▶ **Problem**:
Filter the entries below down to the lines that hold "Send".

▶ **Entries provided**:

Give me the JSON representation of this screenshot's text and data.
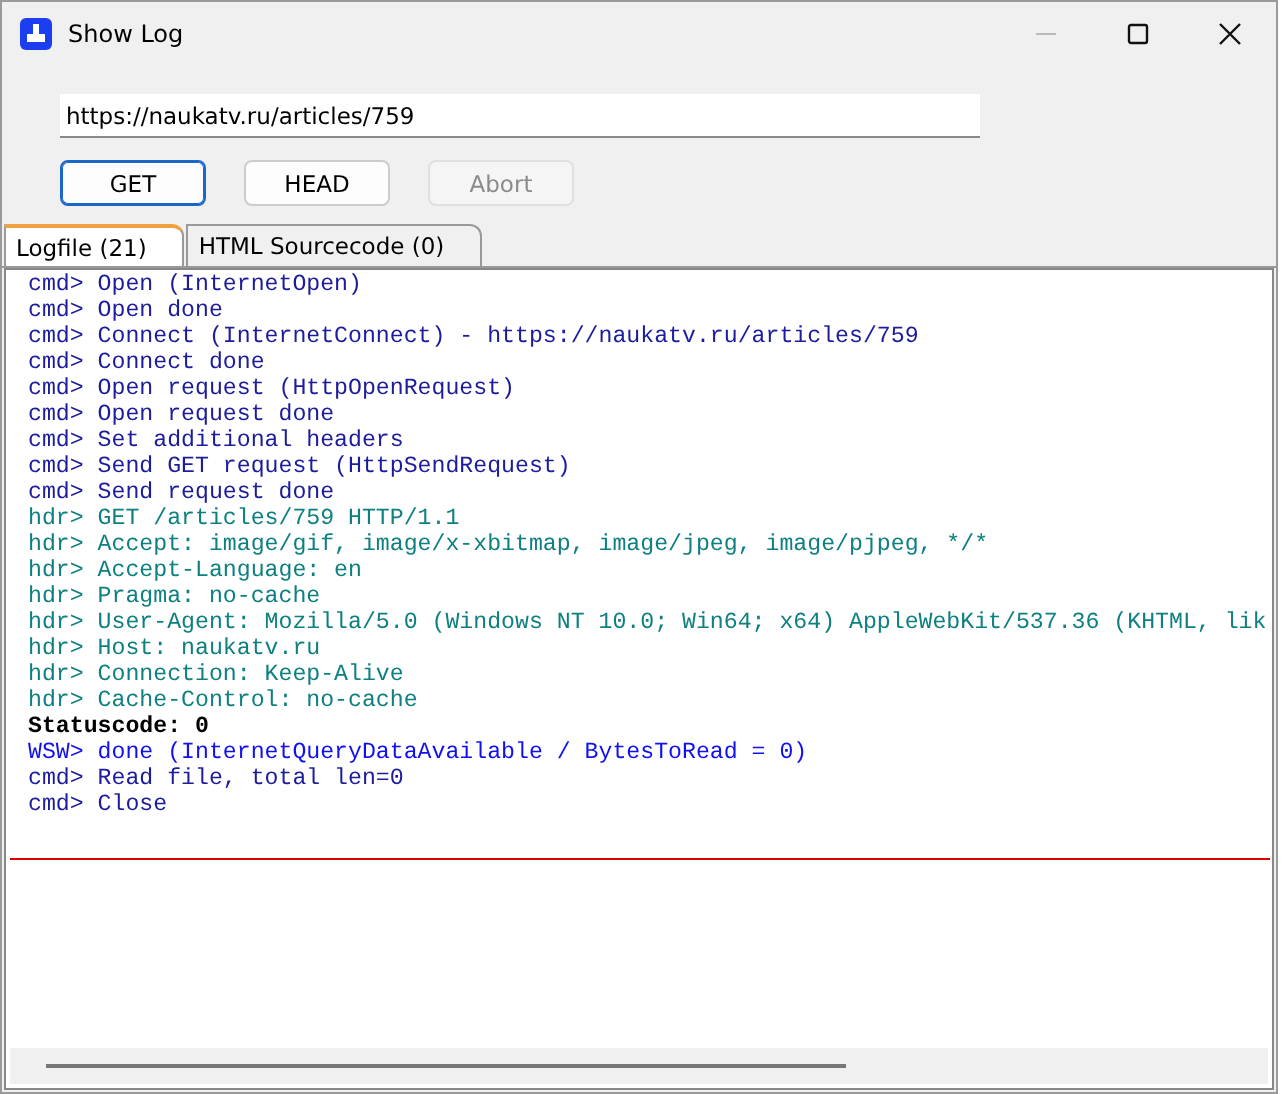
{
  "window": {
    "title": "Show Log"
  },
  "url_field": {
    "value": "https://naukatv.ru/articles/759"
  },
  "buttons": [
    {
      "label": "GET",
      "default": true,
      "disabled": false
    },
    {
      "label": "HEAD",
      "default": false,
      "disabled": false
    },
    {
      "label": "Abort",
      "default": false,
      "disabled": true
    }
  ],
  "tabs": [
    {
      "label": "Logfile  (21)",
      "selected": true
    },
    {
      "label": "HTML Sourcecode  (0)",
      "selected": false
    }
  ],
  "log": [
    {
      "kind": "cmd",
      "text": "cmd> Open (InternetOpen)"
    },
    {
      "kind": "cmd",
      "text": "cmd> Open done"
    },
    {
      "kind": "cmd",
      "text": "cmd> Connect (InternetConnect) - https://naukatv.ru/articles/759"
    },
    {
      "kind": "cmd",
      "text": "cmd> Connect done"
    },
    {
      "kind": "cmd",
      "text": "cmd> Open request (HttpOpenRequest)"
    },
    {
      "kind": "cmd",
      "text": "cmd> Open request done"
    },
    {
      "kind": "cmd",
      "text": "cmd> Set additional headers"
    },
    {
      "kind": "cmd",
      "text": "cmd> Send GET request (HttpSendRequest)"
    },
    {
      "kind": "cmd",
      "text": "cmd> Send request done"
    },
    {
      "kind": "hdr",
      "text": "hdr> GET /articles/759 HTTP/1.1"
    },
    {
      "kind": "hdr",
      "text": "hdr> Accept: image/gif, image/x-xbitmap, image/jpeg, image/pjpeg, */*"
    },
    {
      "kind": "hdr",
      "text": "hdr> Accept-Language: en"
    },
    {
      "kind": "hdr",
      "text": "hdr> Pragma: no-cache"
    },
    {
      "kind": "hdr",
      "text": "hdr> User-Agent: Mozilla/5.0 (Windows NT 10.0; Win64; x64) AppleWebKit/537.36 (KHTML, lik"
    },
    {
      "kind": "hdr",
      "text": "hdr> Host: naukatv.ru"
    },
    {
      "kind": "hdr",
      "text": "hdr> Connection: Keep-Alive"
    },
    {
      "kind": "hdr",
      "text": "hdr> Cache-Control: no-cache"
    },
    {
      "kind": "status",
      "text": "Statuscode: 0"
    },
    {
      "kind": "wsw",
      "text": "WSW> done (InternetQueryDataAvailable / BytesToRead = 0)"
    },
    {
      "kind": "cmd",
      "text": "cmd> Read file, total len=0"
    },
    {
      "kind": "cmd",
      "text": "cmd> Close"
    }
  ]
}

▶ **Solution to the exercise**:
      "text": "cmd> Send GET request (HttpSendRequest)"
      "text": "cmd> Send request done"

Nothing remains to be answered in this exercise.